How to complete this task. Nothing in the entries should change; repeat them exactly.

Task material.
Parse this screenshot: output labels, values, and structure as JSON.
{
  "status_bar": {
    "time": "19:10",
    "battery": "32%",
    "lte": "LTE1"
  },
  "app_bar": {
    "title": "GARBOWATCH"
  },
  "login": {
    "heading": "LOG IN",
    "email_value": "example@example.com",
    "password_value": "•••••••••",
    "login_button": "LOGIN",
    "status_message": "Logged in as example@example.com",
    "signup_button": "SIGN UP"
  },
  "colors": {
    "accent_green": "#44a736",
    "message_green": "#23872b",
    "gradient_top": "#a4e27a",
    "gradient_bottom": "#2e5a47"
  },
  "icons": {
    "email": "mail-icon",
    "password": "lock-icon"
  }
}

Answer to this exercise.
Parse this screenshot: output labels, values, and structure as JSON.
{
  "status_bar": {
    "time": "19:10",
    "battery": "32%",
    "lte": "LTE1"
  },
  "app_bar": {
    "title": "GARBOWATCH"
  },
  "login": {
    "heading": "LOG IN",
    "email_value": "example@example.com",
    "password_value": "•••••••••",
    "login_button": "LOGIN",
    "status_message": "Logged in as example@example.com",
    "signup_button": "SIGN UP"
  },
  "colors": {
    "accent_green": "#44a736",
    "message_green": "#23872b",
    "gradient_top": "#a4e27a",
    "gradient_bottom": "#2e5a47"
  },
  "icons": {
    "email": "mail-icon",
    "password": "lock-icon"
  }
}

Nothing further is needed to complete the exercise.